I will continue to chart my journey, share my thoughts and experiences, and above all ask for guidance, ideas and ways to solve the to-be-expected problems. It surely is not the first time a govenment school embarks upon a journey to embrace ICT. We can therefore avoid unnecessary mistakes. The realisation that we are dealing with pupils and their expectations is an underlaying course for action. This also serves as a reminder that we may not leave anyone behind. One child lost, is one too many. My personal view, however, is that one unsupported, ill-equipped teacher is a recipe for disaster, since one teacher affects numerous pupils. The ripple effect becomes immense, as is evident in the current South African educational landscape.

Sunday, 29 April 2012

Infographics & Data Visualizations |

This is surely worth a try... Data visualisation made as easy as child's play... so, lets try it out...

Infographics' Data Visualizations |

How Google + is changing news; a powerful tool for immediate stories « Social Wisdom: Digital Strategy Musings

And the convergence of all the media channels are continuing... this time from Google+ Hangouts... Maybe I must consider a Hangout for the planned Workshop at Innovation Agency.... there's an Idea...

Surely this opens up all kinds of possiblities, especially for businesses relying on Social Media to get the message out... and of course journalists.

How Google + is changing news; a powerful tool for immediate stories « Social Wisdom: Digital Strategy Musings
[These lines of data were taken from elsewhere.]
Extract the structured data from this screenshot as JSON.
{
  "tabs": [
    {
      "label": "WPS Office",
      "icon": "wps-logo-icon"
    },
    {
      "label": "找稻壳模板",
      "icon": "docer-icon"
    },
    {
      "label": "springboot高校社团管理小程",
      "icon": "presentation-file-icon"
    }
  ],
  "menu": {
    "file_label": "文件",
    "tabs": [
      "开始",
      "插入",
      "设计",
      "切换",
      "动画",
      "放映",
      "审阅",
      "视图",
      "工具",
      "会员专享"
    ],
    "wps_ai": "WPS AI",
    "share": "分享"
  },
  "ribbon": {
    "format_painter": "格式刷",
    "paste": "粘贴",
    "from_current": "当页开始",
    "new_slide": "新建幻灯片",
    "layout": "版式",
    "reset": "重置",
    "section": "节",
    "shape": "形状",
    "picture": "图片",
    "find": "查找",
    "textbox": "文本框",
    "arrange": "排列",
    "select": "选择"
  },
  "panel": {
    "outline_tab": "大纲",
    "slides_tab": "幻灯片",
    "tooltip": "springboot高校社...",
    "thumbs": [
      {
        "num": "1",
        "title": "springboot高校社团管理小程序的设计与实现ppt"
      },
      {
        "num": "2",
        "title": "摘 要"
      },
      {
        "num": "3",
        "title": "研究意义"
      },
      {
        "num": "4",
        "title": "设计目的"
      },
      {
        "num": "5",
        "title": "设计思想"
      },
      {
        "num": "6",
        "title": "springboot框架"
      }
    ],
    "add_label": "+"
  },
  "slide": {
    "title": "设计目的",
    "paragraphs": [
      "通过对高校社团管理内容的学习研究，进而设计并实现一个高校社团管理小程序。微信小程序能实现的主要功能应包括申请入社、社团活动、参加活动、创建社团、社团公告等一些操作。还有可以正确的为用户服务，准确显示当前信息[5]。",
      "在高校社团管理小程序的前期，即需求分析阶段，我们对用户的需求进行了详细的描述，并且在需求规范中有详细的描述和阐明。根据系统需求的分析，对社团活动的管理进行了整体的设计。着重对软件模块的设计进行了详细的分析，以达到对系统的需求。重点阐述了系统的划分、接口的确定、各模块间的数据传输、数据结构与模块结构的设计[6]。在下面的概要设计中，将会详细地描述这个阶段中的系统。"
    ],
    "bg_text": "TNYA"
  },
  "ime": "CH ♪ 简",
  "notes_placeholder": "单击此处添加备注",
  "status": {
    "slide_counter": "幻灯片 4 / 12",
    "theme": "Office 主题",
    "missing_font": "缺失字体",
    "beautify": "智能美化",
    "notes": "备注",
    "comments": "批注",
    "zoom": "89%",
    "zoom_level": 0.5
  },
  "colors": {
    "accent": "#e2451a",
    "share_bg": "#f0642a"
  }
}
Friday, 20 April 2012

The hidden workplace: What's your OQ? - July 23, 2007

The academic findings of those working with Social networks in organisations are all bearing fruit... the insights we start to derive from studying organisational networks are phenomenal...

Yet, managers must learn to use SNA and the many measures that interpret sociograms / social maps, and social network analysis reports. Based on these findings teams can for example become more effective, or in the wake of organisational lay-offs, what-if analysis can be done beforehand to understand how relationships will be affected. Fractured networks more than the actual talent leaving have a far greater negative impact on productivity... something Im set to prove empiracally.

The hidden workplace: What's your OQ? - July 23, 2007

Saturday, 14 April 2012

Google Enterprise - Google+

Cloud computing taken to a whole new level... but what intrigues me are the possibilities for collaboration with others inside and outside the organisation...

Can employees ANY longer afford to work in isolation? Can any organisation carry on working they way they have? Can managers even consider NOT paying attention to these developments? Organisational IT departments and the CIO and CTO surely have to sit up and take notice...

Google Enterprise - Google+

Wednesday, 11 April 2012

What’s Mine is Yours: CC Pioneers & Protagonists

Collaborative Consumerism

A truly great idea with many examples, high- and low tech... however, poor communities or resource-challenged ones like those found in Africa all offer outstanding examples of how people have always been sharing and co-operating in order to survive.

I wonder if its just a case of (spoilt, wealthy) Westerners also waking up to the idea of sharing resources and using it more optimally. And now we have a found a word for it: Collaborative Consumerism.

Living in South Africa and travelling through the city center of Johannesburg offer countless examples of people making a living by sharing what little they have. South Africa's so-called 'Black taxis' industry is a great example of a system that works... for those who understand and rely on it... of course... and it works because of sharing routes, co-operating, etc -- all within a framework that the industry created for itself... (Simplistic view... granted)

Perhaps US citizens will recall how African-Americans shared rides with those 'brothers' who had cars, when they boycotted the racial laws that segregated busses?

But from the little that Ive read, Cuba perhaps offers the best example of the perfect recycling society... Thankfully, perhaps, the USA and consumerism stayed OUT of Cuba... I surely don't hope consumerism catches up with the Cubans when the US lifts its trade sanctions and other bans.

What’s Mine is Yours: CC Pioneers & Protagonists